Vestido de Amor
Vestido de Amor, the tenth studio album by Brazilian singer-songwriter Chico Cesar, digs deeper into the subject of Pan-Africanism, this time from the point of view of the diaspora.
In 1996, the singer-songwriter born in Catolé do Rocha, in the desert area of Paraíba State, composed Mama Africa, an ode to the black woman, a single mother with dirty hands and a big heart. In 2022, in this global society where the question of cultural appropriation is so acute, it seems obvious that Africa has fed all the cultural trends, but in turn has been nourished by them. Thus, Chico Cesar invited two great personalities of African music to contribute to Vestido de Amor: Salif Keita and Ray Lema.
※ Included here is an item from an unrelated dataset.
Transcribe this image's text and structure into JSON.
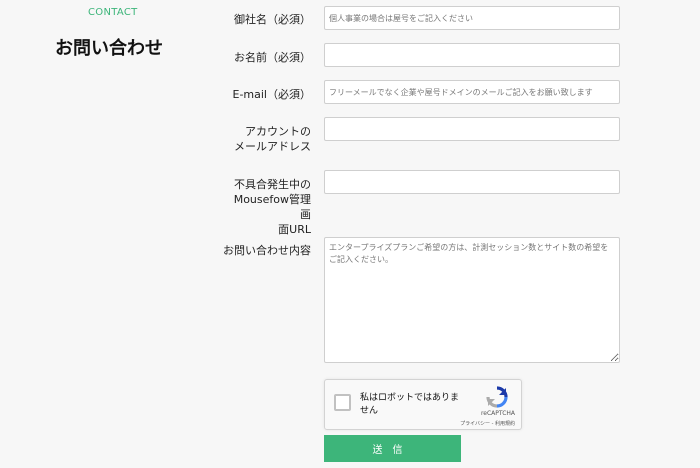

As a result, Chico Cesar delivers an album with multiple colors, from the northern forro to the Jamaican reggae, from the Zairean rumba to the calypso's languor, from the coastal fishermen's coco to the urban rock's electrics. Vestido de amor is nonetheless totally Brazilian.
First album of Chico Cesar conceived outside Brazil, Vestido de Amor draws up a frank and playful statement of a mixed-race world where dancing is always possible, especially when, through joy, messages of peace, fraternity, but also of struggle, put back in the center of the game the love and the joy of the Nordestins.
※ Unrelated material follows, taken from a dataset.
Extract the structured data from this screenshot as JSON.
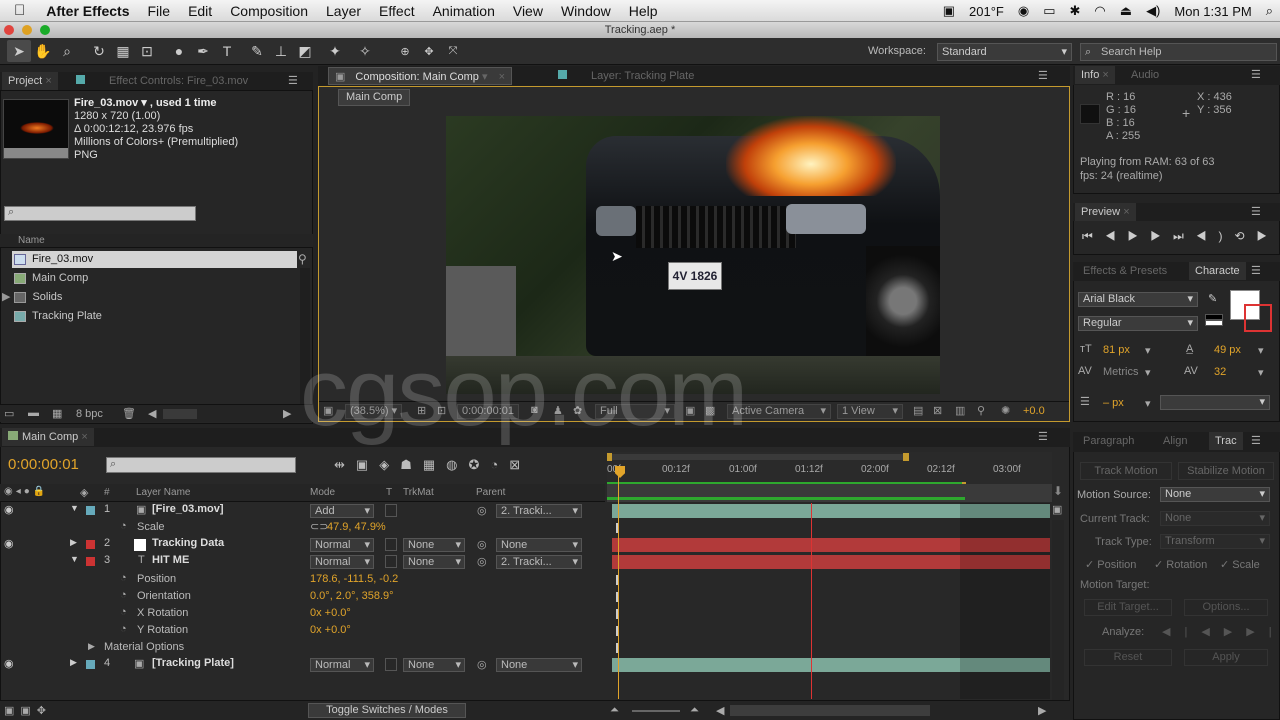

Produced by Jean Lamoot (Bashung, Salif Keita, Mano Negra), Vestido de Amor (dressed in love) has integrated the Mandingo kora of Sekou Kouyaté, or the percussive bass of Cameroonian Etienne M'Bappé.
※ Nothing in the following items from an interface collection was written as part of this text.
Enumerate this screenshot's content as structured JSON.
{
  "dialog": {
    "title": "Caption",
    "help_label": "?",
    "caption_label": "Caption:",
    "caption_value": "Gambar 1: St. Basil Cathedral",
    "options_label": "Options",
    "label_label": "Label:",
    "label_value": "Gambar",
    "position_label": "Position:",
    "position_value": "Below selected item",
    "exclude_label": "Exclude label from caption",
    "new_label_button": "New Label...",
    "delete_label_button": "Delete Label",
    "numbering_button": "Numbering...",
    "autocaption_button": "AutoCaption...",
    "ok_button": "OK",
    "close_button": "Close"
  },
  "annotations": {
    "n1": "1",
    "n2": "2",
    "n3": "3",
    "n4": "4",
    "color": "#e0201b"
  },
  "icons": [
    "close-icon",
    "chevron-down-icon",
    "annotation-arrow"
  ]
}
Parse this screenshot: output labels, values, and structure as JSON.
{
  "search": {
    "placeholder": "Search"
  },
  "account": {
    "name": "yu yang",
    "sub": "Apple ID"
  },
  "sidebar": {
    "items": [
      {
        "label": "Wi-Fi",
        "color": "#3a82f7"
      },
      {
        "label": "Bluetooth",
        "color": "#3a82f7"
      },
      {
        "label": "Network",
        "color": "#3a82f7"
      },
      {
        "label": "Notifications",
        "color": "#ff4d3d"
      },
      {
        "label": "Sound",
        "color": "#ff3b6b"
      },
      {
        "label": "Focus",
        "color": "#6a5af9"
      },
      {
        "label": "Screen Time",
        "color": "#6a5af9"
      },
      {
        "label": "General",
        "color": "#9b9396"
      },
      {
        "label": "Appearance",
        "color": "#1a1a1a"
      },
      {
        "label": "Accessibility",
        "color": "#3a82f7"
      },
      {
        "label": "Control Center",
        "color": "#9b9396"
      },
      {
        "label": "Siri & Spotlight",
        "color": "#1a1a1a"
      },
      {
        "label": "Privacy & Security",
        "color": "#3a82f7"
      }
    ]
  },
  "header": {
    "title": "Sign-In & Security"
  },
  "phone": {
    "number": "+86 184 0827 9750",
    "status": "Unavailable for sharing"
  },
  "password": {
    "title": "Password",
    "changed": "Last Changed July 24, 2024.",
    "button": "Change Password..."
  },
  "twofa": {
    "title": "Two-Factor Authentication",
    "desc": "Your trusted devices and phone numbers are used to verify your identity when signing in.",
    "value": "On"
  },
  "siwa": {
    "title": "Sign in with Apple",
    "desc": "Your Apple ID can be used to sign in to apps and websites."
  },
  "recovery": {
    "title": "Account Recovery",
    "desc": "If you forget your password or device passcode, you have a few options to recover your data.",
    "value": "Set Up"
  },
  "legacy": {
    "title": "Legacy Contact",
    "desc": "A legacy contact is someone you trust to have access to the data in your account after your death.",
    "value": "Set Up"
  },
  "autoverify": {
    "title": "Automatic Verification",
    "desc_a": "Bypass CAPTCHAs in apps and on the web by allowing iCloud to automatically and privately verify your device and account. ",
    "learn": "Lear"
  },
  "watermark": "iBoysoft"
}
And if love is a revolutionary act, the fusion music of Chico & Co is a stroke of grace.